PDF On May 15, 2013, Ellen Webbink and others published Child labor in the Developing World: Making the Invisible Visible. In this article I examine Islamic discourses on the family, their relationship to patriarchal social structures and neopatriarchal states, and implications for women's legal status and social positions. Attention is then drawn to the contradictions and challenges that patriarchy and the family have encountered from economic development, the demographic transition, legal reform, and women's increasing educational attainment in countries of the Middle East and North Africa (MENA).

Download pdf book by Joycelin Massiah - Free eBooks. Women As Heads Of Households In The Caribbean: Family Structure And Feminine Status by Joycelin Massiah. Confronting Gender-Based Violence in the Caribbean by Joycelin Massiah.

Women in developing economies Making visible the invisible for. Author(S). Women in development Developing countries. a)DLC c)DLC d)DLC d)EG-EULC.

The second section of the report makes ‘visible the invisible’ by describing this ‘world underneath’ and by developing a Decent Work Deficit Index (DWDI) for the five case studies. Seven indicators of security are used as variables to define decent work. These include ethnic minorities, such as the Somalis in the Fashion District, older women, such as the waste paper collectors, and children working in the shebeens. In Section Three, the Report discusses the need for a new regulatory framework to overcome the economic and social dualism which exists in South African labour markets. Originally the informal sector concept was applied to the self-employed urban poor in developing countries.

The invisibility of women in political science stems from the traditional concerns and emphases of the discipline which come, in turn, from its largely Western setting. By examining politics in other cultural settings, we can come to understand why women have received so little attention in political science. Only with a significant expansion of its scope can the discipline incorporate women into its analyses. The changing circumstances of politics around the world now mandates such an expansion. Nowhere is this more obviously the case than in Africa

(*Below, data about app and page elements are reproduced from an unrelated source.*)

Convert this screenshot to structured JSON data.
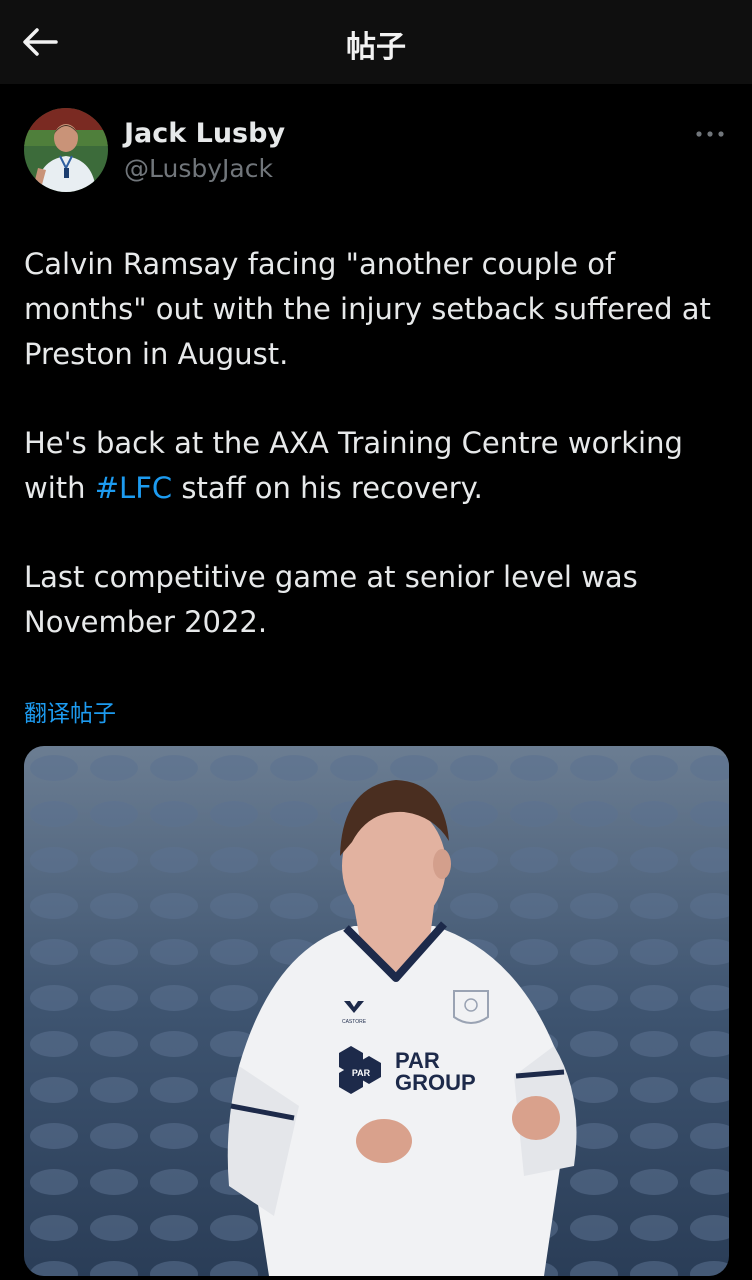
{
  "header": {
    "title": "帖子",
    "back_icon": "arrow-left-icon"
  },
  "author": {
    "name": "Jack Lusby",
    "handle": "@LusbyJack",
    "more_icon": "more-horizontal-icon"
  },
  "tweet": {
    "para1": "Calvin Ramsay facing \"another couple of\nmonths\" out with the injury setback suffered at\nPreston in August.",
    "para2_before": "He's back at the AXA Training Centre working\nwith ",
    "para2_hashtag": "#LFC",
    "para2_after": " staff on his recovery.",
    "para3": "Last competitive game at senior level was\nNovember 2022.",
    "translate_label": "翻译帖子"
  },
  "media": {
    "sponsor_line1": "PAR",
    "sponsor_line2": "GROUP",
    "sponsor_badge": "PAR",
    "kit_brand": "CASTORE"
  },
  "colors": {
    "background": "#000000",
    "accent": "#1d9bf0",
    "text": "#e7e9ea",
    "muted": "#71767b"
  }
}
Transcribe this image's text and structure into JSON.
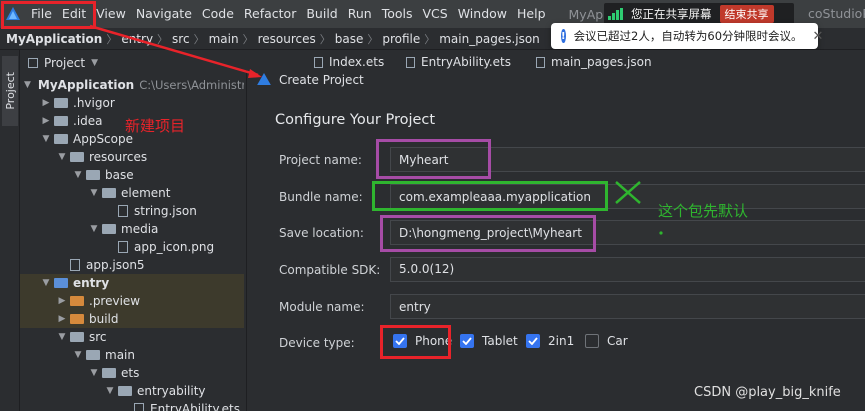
{
  "menubar": {
    "items": [
      "File",
      "Edit",
      "View",
      "Navigate",
      "Code",
      "Refactor",
      "Build",
      "Run",
      "Tools",
      "VCS",
      "Window",
      "Help"
    ],
    "window_title": "MyApplicatio",
    "path_fragment": "coStudioProjects\\"
  },
  "sharebar": {
    "text": "您正在共享屏幕",
    "stop_label": "结束共享"
  },
  "toast": {
    "text": "会议已超过2人，自动转为60分钟限时会议。"
  },
  "breadcrumb": [
    "MyApplication",
    "entry",
    "src",
    "main",
    "resources",
    "base",
    "profile",
    "main_pages.json"
  ],
  "toolstripe": {
    "project_tab": "Project"
  },
  "project_panel": {
    "title": "Project",
    "tree": [
      {
        "label": "MyApplication",
        "hint": "C:\\Users\\Administrat",
        "depth": 0,
        "kind": "module",
        "open": true,
        "bold": true
      },
      {
        "label": ".hvigor",
        "depth": 1,
        "kind": "folder",
        "open": false
      },
      {
        "label": ".idea",
        "depth": 1,
        "kind": "folder",
        "open": false
      },
      {
        "label": "AppScope",
        "depth": 1,
        "kind": "folder",
        "open": true
      },
      {
        "label": "resources",
        "depth": 2,
        "kind": "folder",
        "open": true
      },
      {
        "label": "base",
        "depth": 3,
        "kind": "folder",
        "open": true
      },
      {
        "label": "element",
        "depth": 4,
        "kind": "folder",
        "open": true
      },
      {
        "label": "string.json",
        "depth": 5,
        "kind": "file"
      },
      {
        "label": "media",
        "depth": 4,
        "kind": "folder",
        "open": true
      },
      {
        "label": "app_icon.png",
        "depth": 5,
        "kind": "file"
      },
      {
        "label": "app.json5",
        "depth": 2,
        "kind": "file"
      },
      {
        "label": "entry",
        "depth": 1,
        "kind": "module",
        "open": true,
        "bold": true,
        "highlight": true
      },
      {
        "label": ".preview",
        "depth": 2,
        "kind": "orange",
        "open": false,
        "highlight": true
      },
      {
        "label": "build",
        "depth": 2,
        "kind": "orange",
        "open": false,
        "highlight": true
      },
      {
        "label": "src",
        "depth": 2,
        "kind": "folder",
        "open": true
      },
      {
        "label": "main",
        "depth": 3,
        "kind": "folder",
        "open": true
      },
      {
        "label": "ets",
        "depth": 4,
        "kind": "folder",
        "open": true
      },
      {
        "label": "entryability",
        "depth": 5,
        "kind": "folder",
        "open": true
      },
      {
        "label": "EntryAbility.ets",
        "depth": 6,
        "kind": "file"
      }
    ]
  },
  "tabs": [
    "Index.ets",
    "EntryAbility.ets",
    "main_pages.json"
  ],
  "dialog": {
    "title": "Create Project",
    "heading": "Configure Your Project",
    "fields": {
      "project_name_label": "Project name:",
      "project_name_value": "Myheart",
      "bundle_name_label": "Bundle name:",
      "bundle_name_value": "com.exampleaaa.myapplication",
      "save_location_label": "Save location:",
      "save_location_value": "D:\\hongmeng_project\\Myheart",
      "sdk_label": "Compatible SDK:",
      "sdk_value": "5.0.0(12)",
      "module_name_label": "Module name:",
      "module_name_value": "entry",
      "device_type_label": "Device type:"
    },
    "device_types": [
      {
        "label": "Phone",
        "checked": true
      },
      {
        "label": "Tablet",
        "checked": true
      },
      {
        "label": "2in1",
        "checked": true
      },
      {
        "label": "Car",
        "checked": false
      }
    ]
  },
  "annotations": {
    "new_project": "新建项目",
    "bundle_note": "这个包先默认"
  },
  "watermark": "CSDN @play_big_knife",
  "colors": {
    "anno_red": "#e8232a",
    "anno_purple": "#a64ca6",
    "anno_green": "#2fb52f",
    "checkbox_blue": "#3574f0"
  }
}
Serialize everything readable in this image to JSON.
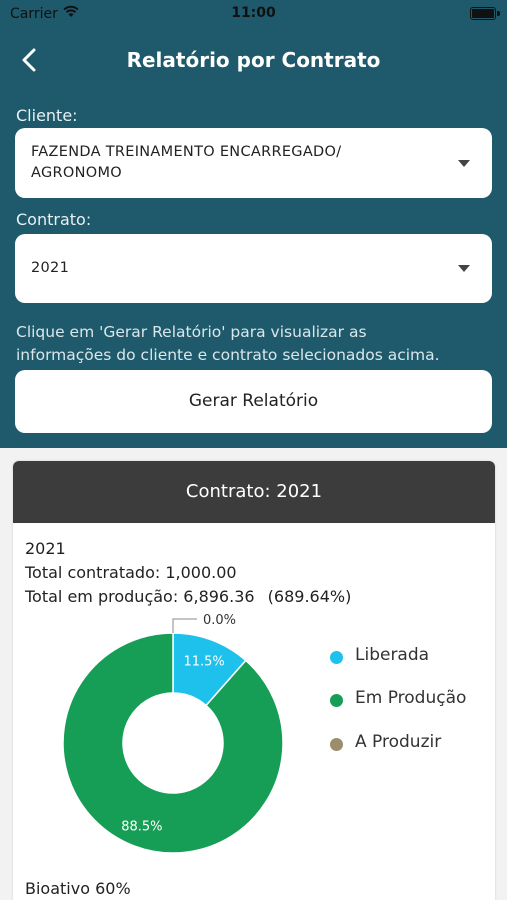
{
  "status_bar": {
    "carrier": "Carrier",
    "time": "11:00"
  },
  "nav": {
    "title": "Relatório por Contrato",
    "back_icon": "chevron-left-icon"
  },
  "form": {
    "cliente_label": "Cliente:",
    "cliente_line1": "FAZENDA TREINAMENTO ENCARREGADO/",
    "cliente_line2": "AGRONOMO",
    "contrato_label": "Contrato:",
    "contrato_value": "2021",
    "hint_line1": "Clique em 'Gerar Relatório' para visualizar as",
    "hint_line2": "informações do cliente e contrato selecionados acima.",
    "button_label": "Gerar Relatório"
  },
  "card": {
    "header": "Contrato: 2021",
    "year": "2021",
    "total_contratado": "Total contratado: 1,000.00",
    "total_producao": "Total em produção: 6,896.36",
    "total_producao_pct": "(689.64%)",
    "footer_label": "Bioativo 60%"
  },
  "chart_data": {
    "type": "pie",
    "donut": true,
    "labels": [
      "Liberada",
      "Em Produção",
      "A Produzir"
    ],
    "values": [
      11.5,
      88.5,
      0.0
    ],
    "value_labels": [
      "11.5%",
      "88.5%",
      "0.0%"
    ],
    "colors": [
      "#1ec0ec",
      "#179e56",
      "#9b8e6c"
    ],
    "legend_position": "right"
  }
}
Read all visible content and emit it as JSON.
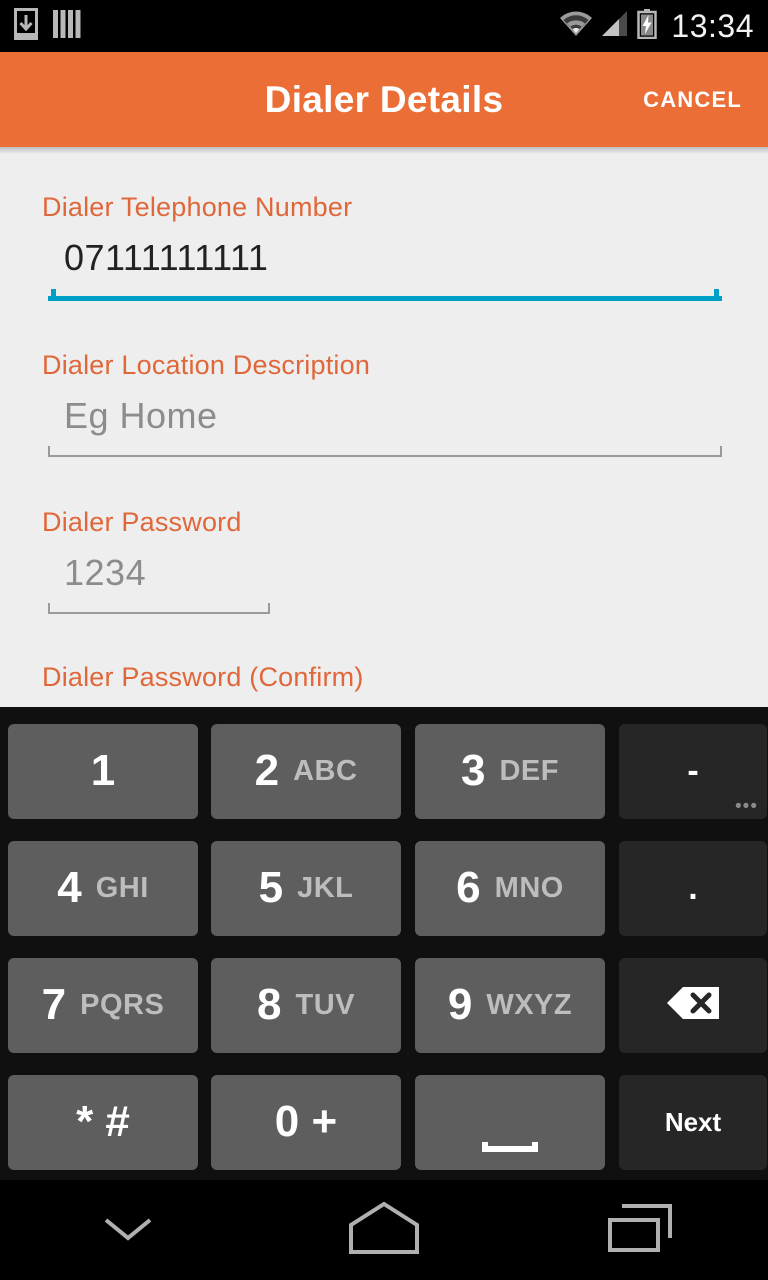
{
  "status_bar": {
    "icons_left": [
      "download-icon",
      "sim-bars-icon"
    ],
    "icons_right": [
      "wifi-icon",
      "signal-icon",
      "battery-charging-icon"
    ],
    "clock": "13:34"
  },
  "action_bar": {
    "title": "Dialer Details",
    "cancel_label": "CANCEL",
    "background_color": "#ea6e36",
    "title_color": "#ffffff"
  },
  "form": {
    "background_color": "#eeeeee",
    "label_color": "#e0673a",
    "focused_underline_color": "#00a0c6",
    "fields": [
      {
        "label": "Dialer Telephone Number",
        "value": "07111111111",
        "placeholder": "",
        "is_placeholder": false,
        "focused": true
      },
      {
        "label": "Dialer Location Description",
        "value": "",
        "placeholder": "Eg Home",
        "is_placeholder": true,
        "focused": false
      },
      {
        "label": "Dialer Password",
        "value": "",
        "placeholder": "1234",
        "is_placeholder": true,
        "focused": false
      },
      {
        "label": "Dialer Password (Confirm)",
        "value": "",
        "placeholder": "",
        "is_placeholder": true,
        "focused": false
      }
    ]
  },
  "keyboard": {
    "type": "phone-numeric",
    "background_color": "#101010",
    "key_light_color": "#5e5e5e",
    "key_dark_color": "#262626",
    "rows": [
      [
        {
          "digit": "1",
          "letters": "",
          "kind": "light",
          "name": "key-1"
        },
        {
          "digit": "2",
          "letters": "ABC",
          "kind": "light",
          "name": "key-2"
        },
        {
          "digit": "3",
          "letters": "DEF",
          "kind": "light",
          "name": "key-3"
        },
        {
          "digit": "-",
          "letters": "",
          "kind": "dark",
          "name": "key-dash",
          "ellipsis": "•••"
        }
      ],
      [
        {
          "digit": "4",
          "letters": "GHI",
          "kind": "light",
          "name": "key-4"
        },
        {
          "digit": "5",
          "letters": "JKL",
          "kind": "light",
          "name": "key-5"
        },
        {
          "digit": "6",
          "letters": "MNO",
          "kind": "light",
          "name": "key-6"
        },
        {
          "digit": ".",
          "letters": "",
          "kind": "dark",
          "name": "key-period"
        }
      ],
      [
        {
          "digit": "7",
          "letters": "PQRS",
          "kind": "light",
          "name": "key-7"
        },
        {
          "digit": "8",
          "letters": "TUV",
          "kind": "light",
          "name": "key-8"
        },
        {
          "digit": "9",
          "letters": "WXYZ",
          "kind": "light",
          "name": "key-9"
        },
        {
          "digit": "",
          "letters": "",
          "kind": "dark",
          "name": "key-backspace",
          "icon": "backspace-icon"
        }
      ],
      [
        {
          "digit": "* #",
          "letters": "",
          "kind": "light",
          "name": "key-star-hash"
        },
        {
          "digit": "0 +",
          "letters": "",
          "kind": "light",
          "name": "key-0"
        },
        {
          "digit": "",
          "letters": "",
          "kind": "light",
          "name": "key-space",
          "icon": "space-icon"
        },
        {
          "digit": "",
          "letters": "",
          "kind": "dark",
          "name": "key-next",
          "label": "Next"
        }
      ]
    ]
  },
  "nav_bar": {
    "buttons": [
      {
        "name": "hide-keyboard-icon",
        "label": "Hide keyboard"
      },
      {
        "name": "home-icon",
        "label": "Home"
      },
      {
        "name": "recents-icon",
        "label": "Recents"
      }
    ]
  }
}
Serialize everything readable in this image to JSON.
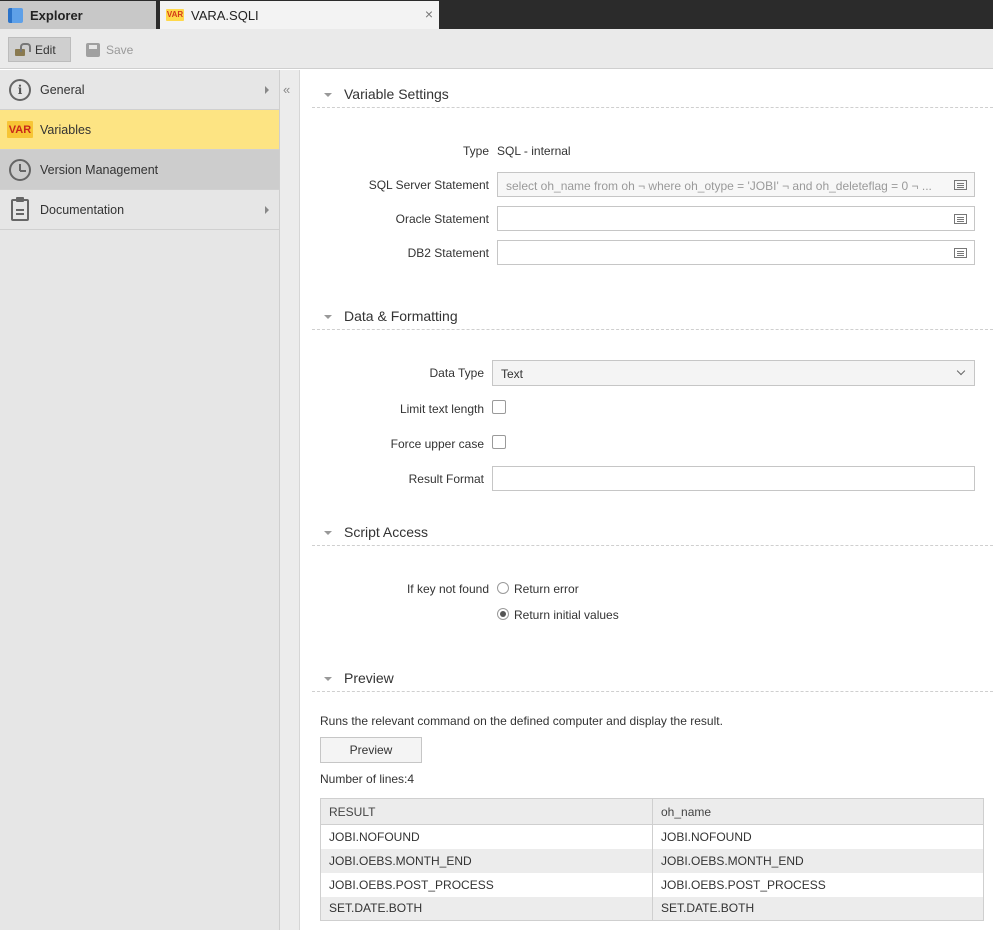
{
  "tabs": [
    {
      "label": "Explorer",
      "icon": "book-icon"
    },
    {
      "label": "VARA.SQLI",
      "icon": "var-icon"
    }
  ],
  "toolbar": {
    "edit_label": "Edit",
    "save_label": "Save"
  },
  "sidebar": {
    "items": [
      {
        "label": "General",
        "icon": "info-icon"
      },
      {
        "label": "Variables",
        "icon": "var-icon",
        "badge": "VAR"
      },
      {
        "label": "Version Management",
        "icon": "clock-icon"
      },
      {
        "label": "Documentation",
        "icon": "clipboard-icon"
      }
    ],
    "collapse_glyph": "«"
  },
  "variable_settings": {
    "title": "Variable Settings",
    "type_label": "Type",
    "type_value": "SQL - internal",
    "sql_server_label": "SQL Server Statement",
    "sql_server_value": "select oh_name from oh  ¬ where oh_otype = 'JOBI'  ¬ and oh_deleteflag = 0  ¬ ...",
    "oracle_label": "Oracle Statement",
    "oracle_value": "",
    "db2_label": "DB2 Statement",
    "db2_value": ""
  },
  "data_formatting": {
    "title": "Data & Formatting",
    "data_type_label": "Data Type",
    "data_type_value": "Text",
    "limit_label": "Limit text length",
    "upper_label": "Force upper case",
    "result_format_label": "Result Format",
    "result_format_value": ""
  },
  "script_access": {
    "title": "Script Access",
    "key_label": "If key not found",
    "options": [
      "Return error",
      "Return initial values"
    ],
    "selected": "Return initial values"
  },
  "preview": {
    "title": "Preview",
    "description": "Runs the relevant command on the defined computer and display the result.",
    "button_label": "Preview",
    "lines_text": "Number of lines:4",
    "columns": [
      "RESULT",
      "oh_name"
    ],
    "rows": [
      [
        "JOBI.NOFOUND",
        "JOBI.NOFOUND"
      ],
      [
        "JOBI.OEBS.MONTH_END",
        "JOBI.OEBS.MONTH_END"
      ],
      [
        "JOBI.OEBS.POST_PROCESS",
        "JOBI.OEBS.POST_PROCESS"
      ],
      [
        "SET.DATE.BOTH",
        "SET.DATE.BOTH"
      ]
    ]
  }
}
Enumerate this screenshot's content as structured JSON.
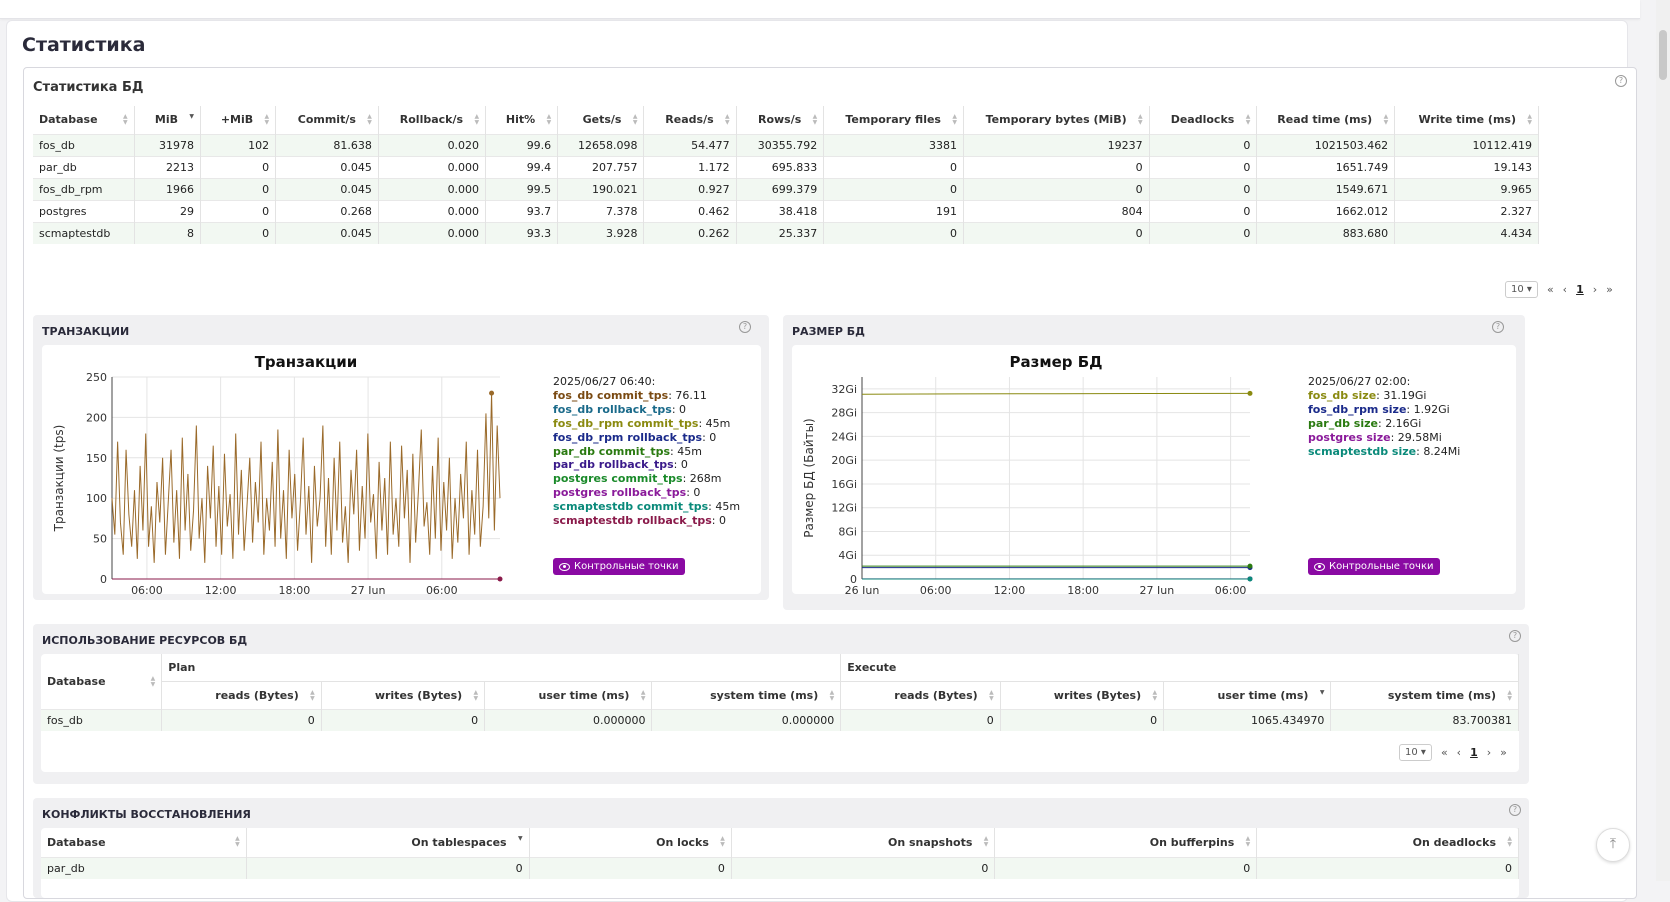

However these same older people are invisible when it comes to allocating resources in the fight against HIV/AIDS. Their contribution goes largely unrecognised and their issues are rarely included in political debates or development plans. The general view that older people do not really matter is pervasive. Because of poverty and limited economic security in older age, more than 70 per cent of older men and around 40 per cent of older women in the least developed countries continue to be economically active, mainly in the informal sector.